    Development had stalled a bit while I was frustrated about my lack of OpenGL knowledge, but now that I found out that you can stuff Ogre3D (*) into SDL2 window in a reaonsably portable manner (which OpenMW does as well, btw), I’m in the process of rewriting the whole graphics stack to use Ogre. While the changes are not yet public, I have most of what was working working again; missing is currently most GUI stuff and segmented Neverwinter Nights models with supermodels. I do expect to finish with that soon and hopefully momentum will pick up again.

    I am of course always looking for capable and interested people working with me on that project. :)

    (*) I’m still not completely happy with Ogre, but it does seem to be my best hope right now.

    • Lacero says:

      Wow. Awesome.

      I swore on my life to never again make a mod for NWN games as the scripting language limitations were driving me up the wall, but this could easily let me put lua in instead and go crazy.

      But I have my own projects I’m not working on so I can’t not work on this one too. Good luck and I’ll keep an eye on it :)

  11. OpenMW says:

    Thanks a lot for this article, which will hopefully bring a lot of attention to our project.
    I invite anybody with questions, suggestions or any input to our forums: https://forum.openmw.org

  12. nimbulan says:

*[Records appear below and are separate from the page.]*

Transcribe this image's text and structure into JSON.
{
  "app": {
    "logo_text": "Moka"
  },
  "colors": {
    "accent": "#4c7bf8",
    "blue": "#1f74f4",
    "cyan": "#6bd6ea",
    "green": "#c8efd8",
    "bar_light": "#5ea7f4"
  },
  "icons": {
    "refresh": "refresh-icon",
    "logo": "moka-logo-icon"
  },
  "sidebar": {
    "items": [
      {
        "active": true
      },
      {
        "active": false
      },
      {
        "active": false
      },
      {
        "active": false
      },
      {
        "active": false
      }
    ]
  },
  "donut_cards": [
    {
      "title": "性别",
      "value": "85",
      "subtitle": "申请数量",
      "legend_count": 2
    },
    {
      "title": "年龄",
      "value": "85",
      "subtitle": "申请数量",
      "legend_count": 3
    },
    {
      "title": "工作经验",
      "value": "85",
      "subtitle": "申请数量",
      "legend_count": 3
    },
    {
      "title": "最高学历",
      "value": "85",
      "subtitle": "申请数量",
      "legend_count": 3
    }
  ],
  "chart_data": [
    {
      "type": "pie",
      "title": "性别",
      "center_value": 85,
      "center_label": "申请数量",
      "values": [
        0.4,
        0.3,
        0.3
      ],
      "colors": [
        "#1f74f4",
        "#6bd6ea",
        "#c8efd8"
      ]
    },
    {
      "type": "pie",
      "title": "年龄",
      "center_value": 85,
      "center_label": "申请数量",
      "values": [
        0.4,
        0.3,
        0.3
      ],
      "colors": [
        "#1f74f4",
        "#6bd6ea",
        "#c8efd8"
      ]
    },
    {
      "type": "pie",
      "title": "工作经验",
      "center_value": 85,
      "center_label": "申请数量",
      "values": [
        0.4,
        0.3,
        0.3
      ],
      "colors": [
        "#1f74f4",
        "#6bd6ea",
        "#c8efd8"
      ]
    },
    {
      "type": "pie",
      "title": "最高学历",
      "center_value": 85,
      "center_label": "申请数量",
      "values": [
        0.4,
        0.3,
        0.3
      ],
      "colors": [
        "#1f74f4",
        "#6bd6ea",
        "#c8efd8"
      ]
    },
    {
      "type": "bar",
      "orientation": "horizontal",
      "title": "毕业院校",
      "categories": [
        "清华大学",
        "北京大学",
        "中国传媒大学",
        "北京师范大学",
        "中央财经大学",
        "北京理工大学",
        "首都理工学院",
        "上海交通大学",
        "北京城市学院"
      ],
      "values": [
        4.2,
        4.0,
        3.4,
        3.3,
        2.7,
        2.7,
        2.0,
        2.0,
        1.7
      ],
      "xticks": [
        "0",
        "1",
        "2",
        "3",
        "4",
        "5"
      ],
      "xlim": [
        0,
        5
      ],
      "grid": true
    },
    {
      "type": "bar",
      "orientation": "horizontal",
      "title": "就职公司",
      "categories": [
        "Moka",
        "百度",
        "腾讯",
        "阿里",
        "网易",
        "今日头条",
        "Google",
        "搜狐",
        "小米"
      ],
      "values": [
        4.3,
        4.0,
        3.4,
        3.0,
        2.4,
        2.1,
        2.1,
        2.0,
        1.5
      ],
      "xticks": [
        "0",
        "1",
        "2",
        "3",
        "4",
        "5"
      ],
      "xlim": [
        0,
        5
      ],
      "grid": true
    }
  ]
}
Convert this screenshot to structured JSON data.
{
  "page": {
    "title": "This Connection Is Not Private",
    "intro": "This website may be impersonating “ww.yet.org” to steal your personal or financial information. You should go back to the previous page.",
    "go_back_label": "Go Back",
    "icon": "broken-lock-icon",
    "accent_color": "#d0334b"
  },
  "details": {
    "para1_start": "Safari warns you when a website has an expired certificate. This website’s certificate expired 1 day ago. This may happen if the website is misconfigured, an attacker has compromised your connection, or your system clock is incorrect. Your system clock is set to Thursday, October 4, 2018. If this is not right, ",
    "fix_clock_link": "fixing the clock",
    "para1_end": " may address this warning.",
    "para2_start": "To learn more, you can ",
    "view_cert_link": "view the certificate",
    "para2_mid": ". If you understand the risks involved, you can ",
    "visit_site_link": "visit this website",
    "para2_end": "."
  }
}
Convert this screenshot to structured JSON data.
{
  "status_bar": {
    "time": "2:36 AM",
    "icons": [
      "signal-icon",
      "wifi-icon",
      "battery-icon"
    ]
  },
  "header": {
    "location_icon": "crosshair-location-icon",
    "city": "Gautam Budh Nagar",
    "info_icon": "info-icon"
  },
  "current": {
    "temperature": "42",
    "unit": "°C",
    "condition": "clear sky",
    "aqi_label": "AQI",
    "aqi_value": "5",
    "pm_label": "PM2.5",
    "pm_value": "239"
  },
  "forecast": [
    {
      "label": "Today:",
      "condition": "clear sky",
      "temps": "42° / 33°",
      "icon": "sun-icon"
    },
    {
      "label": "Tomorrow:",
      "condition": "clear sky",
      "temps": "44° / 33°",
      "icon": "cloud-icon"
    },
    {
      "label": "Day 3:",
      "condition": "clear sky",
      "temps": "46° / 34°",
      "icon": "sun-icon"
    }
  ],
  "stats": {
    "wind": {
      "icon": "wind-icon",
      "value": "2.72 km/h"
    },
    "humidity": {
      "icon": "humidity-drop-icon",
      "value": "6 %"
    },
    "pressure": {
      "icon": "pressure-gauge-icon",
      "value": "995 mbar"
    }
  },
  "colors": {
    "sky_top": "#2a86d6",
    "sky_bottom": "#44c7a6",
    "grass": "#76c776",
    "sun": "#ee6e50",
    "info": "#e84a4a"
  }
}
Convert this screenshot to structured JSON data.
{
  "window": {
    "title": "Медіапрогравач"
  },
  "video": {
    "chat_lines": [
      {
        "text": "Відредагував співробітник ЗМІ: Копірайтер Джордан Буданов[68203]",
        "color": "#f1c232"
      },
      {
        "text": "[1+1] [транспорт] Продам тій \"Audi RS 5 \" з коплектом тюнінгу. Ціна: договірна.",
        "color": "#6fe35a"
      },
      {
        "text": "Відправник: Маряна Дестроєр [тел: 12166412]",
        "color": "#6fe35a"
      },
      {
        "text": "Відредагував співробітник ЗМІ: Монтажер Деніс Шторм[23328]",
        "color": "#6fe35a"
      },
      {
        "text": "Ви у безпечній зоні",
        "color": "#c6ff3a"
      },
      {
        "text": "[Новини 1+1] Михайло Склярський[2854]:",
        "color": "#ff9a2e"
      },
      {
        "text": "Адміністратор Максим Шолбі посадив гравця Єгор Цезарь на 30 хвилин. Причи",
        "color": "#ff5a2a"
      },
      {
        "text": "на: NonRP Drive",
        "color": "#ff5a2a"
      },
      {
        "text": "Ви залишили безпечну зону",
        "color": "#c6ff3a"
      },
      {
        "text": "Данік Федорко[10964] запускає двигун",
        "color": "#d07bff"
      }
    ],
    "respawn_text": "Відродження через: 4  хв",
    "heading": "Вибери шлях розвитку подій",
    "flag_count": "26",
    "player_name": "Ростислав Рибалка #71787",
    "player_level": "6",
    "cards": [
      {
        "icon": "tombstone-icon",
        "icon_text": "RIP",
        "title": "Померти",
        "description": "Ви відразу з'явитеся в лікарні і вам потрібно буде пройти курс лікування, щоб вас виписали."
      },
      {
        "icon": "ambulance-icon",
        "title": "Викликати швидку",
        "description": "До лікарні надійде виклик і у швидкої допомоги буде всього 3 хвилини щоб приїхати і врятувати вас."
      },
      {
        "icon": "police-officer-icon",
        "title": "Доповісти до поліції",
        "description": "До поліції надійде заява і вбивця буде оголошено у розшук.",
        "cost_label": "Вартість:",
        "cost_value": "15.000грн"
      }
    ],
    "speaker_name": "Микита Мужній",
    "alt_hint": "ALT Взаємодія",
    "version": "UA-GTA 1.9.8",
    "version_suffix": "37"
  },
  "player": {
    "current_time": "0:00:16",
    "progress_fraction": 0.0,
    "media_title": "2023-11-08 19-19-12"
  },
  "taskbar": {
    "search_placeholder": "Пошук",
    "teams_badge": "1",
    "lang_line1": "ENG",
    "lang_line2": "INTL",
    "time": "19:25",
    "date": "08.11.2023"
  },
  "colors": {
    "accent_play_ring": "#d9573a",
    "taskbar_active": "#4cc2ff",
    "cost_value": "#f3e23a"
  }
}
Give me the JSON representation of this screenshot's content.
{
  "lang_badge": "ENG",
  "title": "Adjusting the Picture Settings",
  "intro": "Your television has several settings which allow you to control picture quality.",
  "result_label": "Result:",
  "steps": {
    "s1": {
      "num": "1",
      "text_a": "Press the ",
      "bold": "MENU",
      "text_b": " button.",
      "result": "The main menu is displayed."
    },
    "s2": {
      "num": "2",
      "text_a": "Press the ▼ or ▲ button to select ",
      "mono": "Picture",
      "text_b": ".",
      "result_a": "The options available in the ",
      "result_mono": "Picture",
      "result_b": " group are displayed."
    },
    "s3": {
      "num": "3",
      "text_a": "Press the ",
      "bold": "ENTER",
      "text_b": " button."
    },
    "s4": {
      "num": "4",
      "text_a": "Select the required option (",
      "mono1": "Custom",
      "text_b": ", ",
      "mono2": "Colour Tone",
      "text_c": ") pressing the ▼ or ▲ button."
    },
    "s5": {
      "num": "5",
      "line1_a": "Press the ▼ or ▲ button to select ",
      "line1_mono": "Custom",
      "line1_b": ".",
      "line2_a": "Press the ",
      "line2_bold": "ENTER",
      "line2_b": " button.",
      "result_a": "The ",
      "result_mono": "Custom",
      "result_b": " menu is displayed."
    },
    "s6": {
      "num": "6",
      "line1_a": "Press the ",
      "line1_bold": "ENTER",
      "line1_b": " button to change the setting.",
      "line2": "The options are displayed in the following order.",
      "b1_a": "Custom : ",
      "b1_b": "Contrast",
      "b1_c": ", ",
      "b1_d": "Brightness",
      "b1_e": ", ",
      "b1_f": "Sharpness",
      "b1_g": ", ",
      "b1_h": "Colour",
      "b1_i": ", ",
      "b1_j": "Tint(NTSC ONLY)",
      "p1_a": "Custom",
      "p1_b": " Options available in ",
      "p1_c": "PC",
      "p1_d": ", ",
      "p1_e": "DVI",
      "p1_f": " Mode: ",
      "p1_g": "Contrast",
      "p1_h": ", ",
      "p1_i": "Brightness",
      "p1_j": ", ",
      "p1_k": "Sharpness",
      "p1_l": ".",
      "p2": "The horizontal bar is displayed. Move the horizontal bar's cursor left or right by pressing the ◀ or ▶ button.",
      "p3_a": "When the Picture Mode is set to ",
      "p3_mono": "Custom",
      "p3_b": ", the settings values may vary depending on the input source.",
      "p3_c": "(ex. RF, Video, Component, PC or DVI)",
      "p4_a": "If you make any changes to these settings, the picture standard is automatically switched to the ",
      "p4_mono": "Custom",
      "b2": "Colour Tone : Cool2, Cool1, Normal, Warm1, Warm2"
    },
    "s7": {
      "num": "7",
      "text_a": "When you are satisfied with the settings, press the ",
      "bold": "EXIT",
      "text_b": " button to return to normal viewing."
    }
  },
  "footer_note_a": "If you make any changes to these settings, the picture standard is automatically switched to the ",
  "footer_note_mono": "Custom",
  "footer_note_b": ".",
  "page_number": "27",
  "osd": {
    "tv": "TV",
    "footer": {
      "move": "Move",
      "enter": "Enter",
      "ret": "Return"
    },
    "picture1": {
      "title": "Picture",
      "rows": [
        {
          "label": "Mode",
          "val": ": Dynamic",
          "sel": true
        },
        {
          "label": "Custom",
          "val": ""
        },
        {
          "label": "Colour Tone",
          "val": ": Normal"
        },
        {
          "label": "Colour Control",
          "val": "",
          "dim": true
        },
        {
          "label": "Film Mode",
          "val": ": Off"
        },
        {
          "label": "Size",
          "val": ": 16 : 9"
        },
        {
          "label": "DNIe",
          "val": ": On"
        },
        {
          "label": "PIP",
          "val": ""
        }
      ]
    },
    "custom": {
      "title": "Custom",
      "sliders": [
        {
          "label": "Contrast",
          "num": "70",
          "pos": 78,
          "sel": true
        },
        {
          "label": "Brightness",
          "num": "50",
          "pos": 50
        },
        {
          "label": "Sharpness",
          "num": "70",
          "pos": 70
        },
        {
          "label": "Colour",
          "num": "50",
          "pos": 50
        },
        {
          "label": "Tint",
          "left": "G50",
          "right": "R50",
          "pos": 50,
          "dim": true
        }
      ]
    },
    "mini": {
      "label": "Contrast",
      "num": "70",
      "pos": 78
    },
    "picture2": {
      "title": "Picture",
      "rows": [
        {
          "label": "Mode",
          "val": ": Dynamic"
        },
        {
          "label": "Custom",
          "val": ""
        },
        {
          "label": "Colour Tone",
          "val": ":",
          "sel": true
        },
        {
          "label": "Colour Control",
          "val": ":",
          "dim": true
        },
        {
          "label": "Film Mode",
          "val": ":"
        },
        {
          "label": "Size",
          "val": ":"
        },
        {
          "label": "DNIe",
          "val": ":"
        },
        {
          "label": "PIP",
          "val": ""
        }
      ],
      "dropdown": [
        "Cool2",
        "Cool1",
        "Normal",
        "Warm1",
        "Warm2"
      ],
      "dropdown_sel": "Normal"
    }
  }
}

    I suppose the biggest question is if they can actually make the game engine stable under a heavy load of mods, which Bethesda has never been able to do (though they made a significant improvement to the situation in Skyrim.)

  13. Kevin says:

    Was the attempt at a total conversion that transplanted Morrowind into the Oblivion engine not shut down by Bethesda and Zenimax? I have a feeling the Skywind team may be looking at a cease and desist in the near future.

    • mr.black says:

      I think they did get CID, but after that they threw away all proprietary Morrowind stuff and/or even more started stressing one has to have legally both Morrow and Obliw to be able to (legally) play the mod, so they managed to continue with their work.

  14. particlese says:

    yes Yes YES! I’ve been wanting to do/see something like this ever since becoming massively frustrated with the editor*, but I don’t have enough knowledge or the time to do so. Totally gonna poke around and see if I can find somewhere I can contribute. Thanks for the post, Mr. Smith!

    *Skyrim’s, specifically. I liked TESCS for Morrowind well enough back in the day, but I think I’ve gotten too used to Blender and UnrealEd since then. Hats off to Bethesda and the modders for having enough passion to use that thing!

  15. Dudeist says:

    Great news! I not played it on PC, now I can not play it on other platforms also! So exciting!